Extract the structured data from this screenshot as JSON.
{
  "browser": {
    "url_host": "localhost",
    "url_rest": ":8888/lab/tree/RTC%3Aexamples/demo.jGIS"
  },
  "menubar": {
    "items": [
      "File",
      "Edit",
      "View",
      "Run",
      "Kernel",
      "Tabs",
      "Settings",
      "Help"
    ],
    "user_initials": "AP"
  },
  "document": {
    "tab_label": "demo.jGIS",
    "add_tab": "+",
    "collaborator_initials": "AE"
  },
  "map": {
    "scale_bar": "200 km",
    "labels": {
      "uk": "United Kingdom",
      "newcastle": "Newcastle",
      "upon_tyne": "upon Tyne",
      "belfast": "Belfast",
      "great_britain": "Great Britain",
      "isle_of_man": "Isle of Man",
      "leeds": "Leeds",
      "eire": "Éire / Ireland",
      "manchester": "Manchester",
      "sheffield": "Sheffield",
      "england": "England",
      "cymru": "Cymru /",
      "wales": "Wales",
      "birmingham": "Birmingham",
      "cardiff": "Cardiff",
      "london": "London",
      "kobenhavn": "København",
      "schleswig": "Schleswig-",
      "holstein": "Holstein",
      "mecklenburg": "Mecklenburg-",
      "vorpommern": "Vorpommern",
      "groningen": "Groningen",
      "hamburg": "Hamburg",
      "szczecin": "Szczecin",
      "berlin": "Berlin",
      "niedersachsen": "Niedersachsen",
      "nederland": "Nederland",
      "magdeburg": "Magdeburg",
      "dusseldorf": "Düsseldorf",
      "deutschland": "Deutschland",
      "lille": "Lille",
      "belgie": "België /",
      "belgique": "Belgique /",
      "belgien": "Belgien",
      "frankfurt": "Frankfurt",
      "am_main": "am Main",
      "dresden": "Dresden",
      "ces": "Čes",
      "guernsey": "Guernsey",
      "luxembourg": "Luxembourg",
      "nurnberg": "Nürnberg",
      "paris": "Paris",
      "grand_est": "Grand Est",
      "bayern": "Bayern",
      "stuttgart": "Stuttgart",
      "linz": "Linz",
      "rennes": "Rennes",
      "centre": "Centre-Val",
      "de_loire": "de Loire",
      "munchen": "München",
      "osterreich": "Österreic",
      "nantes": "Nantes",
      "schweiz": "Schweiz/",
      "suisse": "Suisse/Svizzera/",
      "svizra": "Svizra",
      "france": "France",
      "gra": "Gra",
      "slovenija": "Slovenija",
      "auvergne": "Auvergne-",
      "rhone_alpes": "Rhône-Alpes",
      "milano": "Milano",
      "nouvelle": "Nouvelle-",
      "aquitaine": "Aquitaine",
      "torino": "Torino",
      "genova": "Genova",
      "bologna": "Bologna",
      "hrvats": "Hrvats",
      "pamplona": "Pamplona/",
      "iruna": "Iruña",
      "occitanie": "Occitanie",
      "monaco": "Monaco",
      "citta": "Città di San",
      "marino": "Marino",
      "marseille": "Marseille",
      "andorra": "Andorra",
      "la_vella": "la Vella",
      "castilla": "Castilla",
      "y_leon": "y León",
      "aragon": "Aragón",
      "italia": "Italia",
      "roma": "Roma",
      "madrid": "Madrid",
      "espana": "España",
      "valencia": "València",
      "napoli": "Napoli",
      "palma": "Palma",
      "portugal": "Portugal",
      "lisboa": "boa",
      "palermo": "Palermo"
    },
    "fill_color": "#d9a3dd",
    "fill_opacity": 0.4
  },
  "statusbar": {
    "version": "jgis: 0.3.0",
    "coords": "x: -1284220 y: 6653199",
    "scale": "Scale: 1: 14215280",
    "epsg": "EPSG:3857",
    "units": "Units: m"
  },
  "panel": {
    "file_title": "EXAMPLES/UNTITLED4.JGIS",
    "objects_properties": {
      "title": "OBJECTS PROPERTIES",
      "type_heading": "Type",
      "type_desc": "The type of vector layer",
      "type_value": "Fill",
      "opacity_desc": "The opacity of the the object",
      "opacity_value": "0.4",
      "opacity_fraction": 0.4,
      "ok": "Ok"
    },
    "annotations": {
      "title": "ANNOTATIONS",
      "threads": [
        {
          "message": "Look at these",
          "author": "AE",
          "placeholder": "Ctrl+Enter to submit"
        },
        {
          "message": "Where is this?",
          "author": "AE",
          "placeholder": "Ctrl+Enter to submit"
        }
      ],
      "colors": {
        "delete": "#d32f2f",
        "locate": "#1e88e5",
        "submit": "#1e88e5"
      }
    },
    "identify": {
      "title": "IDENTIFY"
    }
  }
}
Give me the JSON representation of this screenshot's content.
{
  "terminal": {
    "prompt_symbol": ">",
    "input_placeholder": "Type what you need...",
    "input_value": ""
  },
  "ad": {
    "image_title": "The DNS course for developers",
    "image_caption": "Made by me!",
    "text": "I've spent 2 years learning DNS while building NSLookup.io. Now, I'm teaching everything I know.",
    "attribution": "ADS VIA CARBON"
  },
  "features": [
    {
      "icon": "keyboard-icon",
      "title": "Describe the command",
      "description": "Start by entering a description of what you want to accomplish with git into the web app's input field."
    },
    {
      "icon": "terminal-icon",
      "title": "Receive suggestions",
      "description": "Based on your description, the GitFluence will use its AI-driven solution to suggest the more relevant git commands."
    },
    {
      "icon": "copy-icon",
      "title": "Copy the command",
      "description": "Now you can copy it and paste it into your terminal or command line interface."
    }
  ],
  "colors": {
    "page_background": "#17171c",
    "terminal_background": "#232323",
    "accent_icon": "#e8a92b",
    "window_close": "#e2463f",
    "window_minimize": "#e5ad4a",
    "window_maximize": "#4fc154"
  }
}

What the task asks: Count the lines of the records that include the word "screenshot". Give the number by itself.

Your response: 2